For the most part, R&B doesn’t do high concept. The only thing I can really think of from the ’70s which is an exception is Funkadelic (and Parliament, too, I guess), where there is a concept, only it’s extremely nutty and kind of impenetrable. (Well, I can think of other albums which are built around themes more than concepts, but are only concept albums in the loosest sense.)
Well, there’s little mistaking this concept, but that’s not necessarily a bad thing. In fact, having listened to a hell of a lot of ’70s soul with little to no ambition beyond having good songs, it’s extremely refreshing to have an explicit concept. Moreover, Jackson has mostly got material that fits the concept, even if a few of these songs predate the record.
Whether she’s the girlfriend or the wife, Jackson inhabits her role with conviction. So much so that I actually got slightly confused on first listen, when I wasn’t paying attention, and thought I had missed something. I thought the second side was later on, after a divorce and remarriage. But that’s because I wasn’t paying complete attention. Anyway, I like how there are no breaks between tracks, something that had been happening in rock music for ages but which feels fresh in soul.
Even though this was recorded with the Swampers, it’s slightly slicker than I usually like my southern soul. (My guess that is Jackson and her co-producer’s fault. I mean, they’d be responsible for the orchestration…) But Jackson herself is so damn compelling that I quickly forgot that I found the music a little too slick. Also, this is the ’70s, so everything was insanely slick. Though this is slick, it does have a tiny bit of an edge, certainly relative to the era. (Though it’s mostly provided by Jackson, herself, especially on the tracks with strings.)
Anyway, this is pretty great stuff.

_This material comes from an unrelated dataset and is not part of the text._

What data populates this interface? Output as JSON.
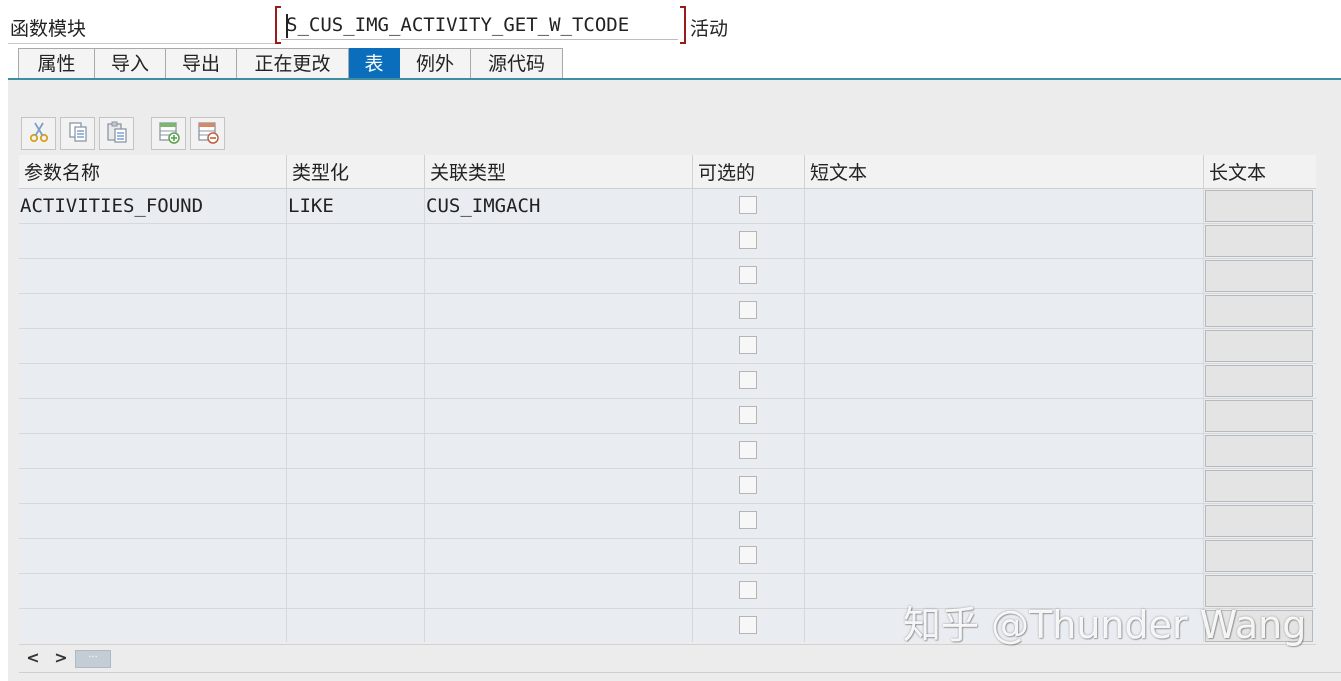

Can’t believe I’d never heard it before. (And I honestly don’t even remember hearing of it before.)
PS That last song is icky, especially given that it was written by a man – ewww – but the music is good, and I guess I have to accept that Jackson wouldn’t have chosen to sing it if it didn’t resonate with her.